◆ Your task: Give back exactly the lines from the line that contains "Give me the" to the last line of the listing below, inclusive, and no others.
----
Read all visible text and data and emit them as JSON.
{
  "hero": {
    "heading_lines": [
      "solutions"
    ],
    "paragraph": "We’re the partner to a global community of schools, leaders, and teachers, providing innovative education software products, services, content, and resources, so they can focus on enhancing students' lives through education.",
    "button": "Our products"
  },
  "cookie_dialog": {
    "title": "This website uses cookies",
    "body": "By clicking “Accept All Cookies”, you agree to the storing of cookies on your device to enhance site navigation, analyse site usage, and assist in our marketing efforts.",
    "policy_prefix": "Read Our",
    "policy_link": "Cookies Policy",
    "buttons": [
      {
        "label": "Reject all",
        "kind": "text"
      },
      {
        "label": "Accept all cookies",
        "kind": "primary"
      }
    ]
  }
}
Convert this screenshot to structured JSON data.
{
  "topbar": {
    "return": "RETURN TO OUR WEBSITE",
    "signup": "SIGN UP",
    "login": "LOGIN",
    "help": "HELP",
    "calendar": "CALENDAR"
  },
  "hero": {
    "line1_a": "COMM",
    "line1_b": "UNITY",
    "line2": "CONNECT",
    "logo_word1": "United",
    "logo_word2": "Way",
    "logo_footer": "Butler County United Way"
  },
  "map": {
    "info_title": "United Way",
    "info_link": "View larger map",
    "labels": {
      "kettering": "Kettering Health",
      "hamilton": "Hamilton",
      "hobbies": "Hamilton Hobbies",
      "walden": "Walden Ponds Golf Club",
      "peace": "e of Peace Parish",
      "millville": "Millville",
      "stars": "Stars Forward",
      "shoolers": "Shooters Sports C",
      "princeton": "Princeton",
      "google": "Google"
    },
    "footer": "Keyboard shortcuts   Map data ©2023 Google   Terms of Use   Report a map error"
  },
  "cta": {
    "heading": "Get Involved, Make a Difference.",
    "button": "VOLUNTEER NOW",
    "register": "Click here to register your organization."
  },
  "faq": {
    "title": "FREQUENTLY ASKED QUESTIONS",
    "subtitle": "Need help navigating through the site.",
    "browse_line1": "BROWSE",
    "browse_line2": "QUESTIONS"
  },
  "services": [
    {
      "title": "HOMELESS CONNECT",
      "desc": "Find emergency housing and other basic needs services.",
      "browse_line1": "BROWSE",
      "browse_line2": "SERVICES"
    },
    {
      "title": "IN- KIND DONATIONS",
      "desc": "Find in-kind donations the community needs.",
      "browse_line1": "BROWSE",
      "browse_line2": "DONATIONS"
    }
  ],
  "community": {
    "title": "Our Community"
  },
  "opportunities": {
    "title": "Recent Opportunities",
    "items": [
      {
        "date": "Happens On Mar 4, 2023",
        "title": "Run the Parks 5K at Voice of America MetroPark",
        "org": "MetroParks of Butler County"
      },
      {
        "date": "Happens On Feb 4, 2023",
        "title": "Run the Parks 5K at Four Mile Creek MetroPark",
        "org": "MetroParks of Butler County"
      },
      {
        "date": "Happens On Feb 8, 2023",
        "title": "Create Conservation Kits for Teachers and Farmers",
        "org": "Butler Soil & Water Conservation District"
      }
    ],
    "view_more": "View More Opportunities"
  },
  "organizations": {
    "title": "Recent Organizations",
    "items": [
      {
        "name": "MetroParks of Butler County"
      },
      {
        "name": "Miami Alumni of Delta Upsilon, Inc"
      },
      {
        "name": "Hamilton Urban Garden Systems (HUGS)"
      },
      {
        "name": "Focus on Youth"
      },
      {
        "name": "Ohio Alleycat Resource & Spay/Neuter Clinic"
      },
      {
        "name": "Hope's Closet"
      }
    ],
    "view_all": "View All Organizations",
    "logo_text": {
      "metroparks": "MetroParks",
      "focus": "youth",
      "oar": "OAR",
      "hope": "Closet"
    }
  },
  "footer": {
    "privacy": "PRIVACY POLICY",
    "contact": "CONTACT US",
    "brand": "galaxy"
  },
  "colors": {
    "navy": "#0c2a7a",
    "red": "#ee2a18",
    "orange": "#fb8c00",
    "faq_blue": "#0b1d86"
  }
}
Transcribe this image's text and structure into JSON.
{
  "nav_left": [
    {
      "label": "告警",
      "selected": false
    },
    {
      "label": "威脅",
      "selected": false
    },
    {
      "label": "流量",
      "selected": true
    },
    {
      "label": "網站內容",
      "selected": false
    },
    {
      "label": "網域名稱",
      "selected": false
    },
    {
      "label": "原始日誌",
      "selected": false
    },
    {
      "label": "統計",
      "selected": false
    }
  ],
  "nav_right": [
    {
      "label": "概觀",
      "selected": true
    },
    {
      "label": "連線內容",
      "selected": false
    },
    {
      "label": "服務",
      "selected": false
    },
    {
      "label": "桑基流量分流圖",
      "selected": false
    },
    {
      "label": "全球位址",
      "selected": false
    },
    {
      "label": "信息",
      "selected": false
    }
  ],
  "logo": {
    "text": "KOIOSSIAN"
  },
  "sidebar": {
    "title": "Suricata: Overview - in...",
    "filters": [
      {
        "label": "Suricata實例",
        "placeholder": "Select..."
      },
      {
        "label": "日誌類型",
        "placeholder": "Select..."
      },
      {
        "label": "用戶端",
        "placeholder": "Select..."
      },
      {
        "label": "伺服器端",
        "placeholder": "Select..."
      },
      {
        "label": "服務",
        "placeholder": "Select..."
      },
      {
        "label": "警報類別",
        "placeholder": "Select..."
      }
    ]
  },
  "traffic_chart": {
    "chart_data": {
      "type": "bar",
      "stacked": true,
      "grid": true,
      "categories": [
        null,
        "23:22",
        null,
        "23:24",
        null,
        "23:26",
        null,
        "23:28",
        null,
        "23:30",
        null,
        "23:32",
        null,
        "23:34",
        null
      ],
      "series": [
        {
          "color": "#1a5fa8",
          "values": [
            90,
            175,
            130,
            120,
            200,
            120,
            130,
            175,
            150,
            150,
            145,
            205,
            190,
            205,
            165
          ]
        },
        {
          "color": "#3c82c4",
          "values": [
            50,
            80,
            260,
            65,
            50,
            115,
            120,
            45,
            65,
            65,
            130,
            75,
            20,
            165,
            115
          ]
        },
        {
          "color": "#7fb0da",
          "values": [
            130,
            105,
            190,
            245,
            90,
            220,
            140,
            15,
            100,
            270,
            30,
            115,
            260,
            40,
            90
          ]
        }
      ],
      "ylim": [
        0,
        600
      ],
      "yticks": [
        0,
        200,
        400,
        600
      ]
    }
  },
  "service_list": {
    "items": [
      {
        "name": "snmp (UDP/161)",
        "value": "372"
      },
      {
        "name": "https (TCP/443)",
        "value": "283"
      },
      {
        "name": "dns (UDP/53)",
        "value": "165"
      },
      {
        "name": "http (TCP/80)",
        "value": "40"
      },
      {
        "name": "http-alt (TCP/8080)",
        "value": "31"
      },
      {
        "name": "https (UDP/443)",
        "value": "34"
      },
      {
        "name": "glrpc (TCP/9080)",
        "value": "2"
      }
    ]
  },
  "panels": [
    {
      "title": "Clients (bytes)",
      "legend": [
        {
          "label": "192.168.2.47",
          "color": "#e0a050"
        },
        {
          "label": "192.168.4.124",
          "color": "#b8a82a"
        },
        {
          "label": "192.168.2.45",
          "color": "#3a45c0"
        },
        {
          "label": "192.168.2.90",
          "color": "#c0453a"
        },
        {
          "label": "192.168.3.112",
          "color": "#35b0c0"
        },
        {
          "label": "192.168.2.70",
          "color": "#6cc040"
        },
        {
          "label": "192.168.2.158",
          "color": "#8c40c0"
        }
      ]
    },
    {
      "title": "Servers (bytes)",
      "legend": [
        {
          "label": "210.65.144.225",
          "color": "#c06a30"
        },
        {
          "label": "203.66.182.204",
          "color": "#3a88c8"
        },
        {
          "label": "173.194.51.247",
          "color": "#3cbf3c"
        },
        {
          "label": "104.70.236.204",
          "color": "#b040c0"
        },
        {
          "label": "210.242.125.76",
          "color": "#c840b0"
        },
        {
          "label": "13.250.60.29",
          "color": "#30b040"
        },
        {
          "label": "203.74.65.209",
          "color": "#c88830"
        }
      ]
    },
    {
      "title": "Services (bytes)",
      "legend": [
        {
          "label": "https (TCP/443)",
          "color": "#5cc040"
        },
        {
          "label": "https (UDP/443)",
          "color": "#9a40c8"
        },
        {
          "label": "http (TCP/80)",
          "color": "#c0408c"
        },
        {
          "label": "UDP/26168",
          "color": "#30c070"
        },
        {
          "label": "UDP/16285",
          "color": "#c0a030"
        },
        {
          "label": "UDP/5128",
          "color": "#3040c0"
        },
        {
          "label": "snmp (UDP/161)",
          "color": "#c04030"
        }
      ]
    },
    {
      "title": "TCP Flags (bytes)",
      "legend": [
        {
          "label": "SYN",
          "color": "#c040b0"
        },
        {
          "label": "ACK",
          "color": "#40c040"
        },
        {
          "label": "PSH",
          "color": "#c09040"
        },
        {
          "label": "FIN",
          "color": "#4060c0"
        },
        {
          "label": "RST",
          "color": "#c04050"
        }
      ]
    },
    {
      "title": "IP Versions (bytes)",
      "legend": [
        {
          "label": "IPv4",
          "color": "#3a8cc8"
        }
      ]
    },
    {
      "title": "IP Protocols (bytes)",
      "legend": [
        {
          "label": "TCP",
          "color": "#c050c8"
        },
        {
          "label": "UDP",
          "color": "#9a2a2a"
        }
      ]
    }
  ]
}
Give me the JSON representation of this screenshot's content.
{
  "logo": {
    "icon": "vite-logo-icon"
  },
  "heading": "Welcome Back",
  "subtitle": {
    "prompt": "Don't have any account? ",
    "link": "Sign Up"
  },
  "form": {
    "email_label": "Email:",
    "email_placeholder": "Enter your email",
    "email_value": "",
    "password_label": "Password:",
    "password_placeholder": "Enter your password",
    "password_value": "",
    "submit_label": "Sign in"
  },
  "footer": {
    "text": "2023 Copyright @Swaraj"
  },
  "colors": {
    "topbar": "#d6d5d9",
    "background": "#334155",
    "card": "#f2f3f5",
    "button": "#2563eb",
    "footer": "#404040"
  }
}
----
◆ Reply:
Give me the JSON representation of this screenshot's content.
{
  "logo": {
    "icon": "vite-logo-icon"
  },
  "heading": "Welcome Back",
  "subtitle": {
    "prompt": "Don't have any account? ",
    "link": "Sign Up"
  },
  "form": {
    "email_label": "Email:",
    "email_placeholder": "Enter your email",
    "email_value": "",
    "password_label": "Password:",
    "password_placeholder": "Enter your password",
    "password_value": "",
    "submit_label": "Sign in"
  },
  "footer": {
    "text": "2023 Copyright @Swaraj"
  },
  "colors": {
    "topbar": "#d6d5d9",
    "background": "#334155",
    "card": "#f2f3f5",
    "button": "#2563eb",
    "footer": "#404040"
  }
}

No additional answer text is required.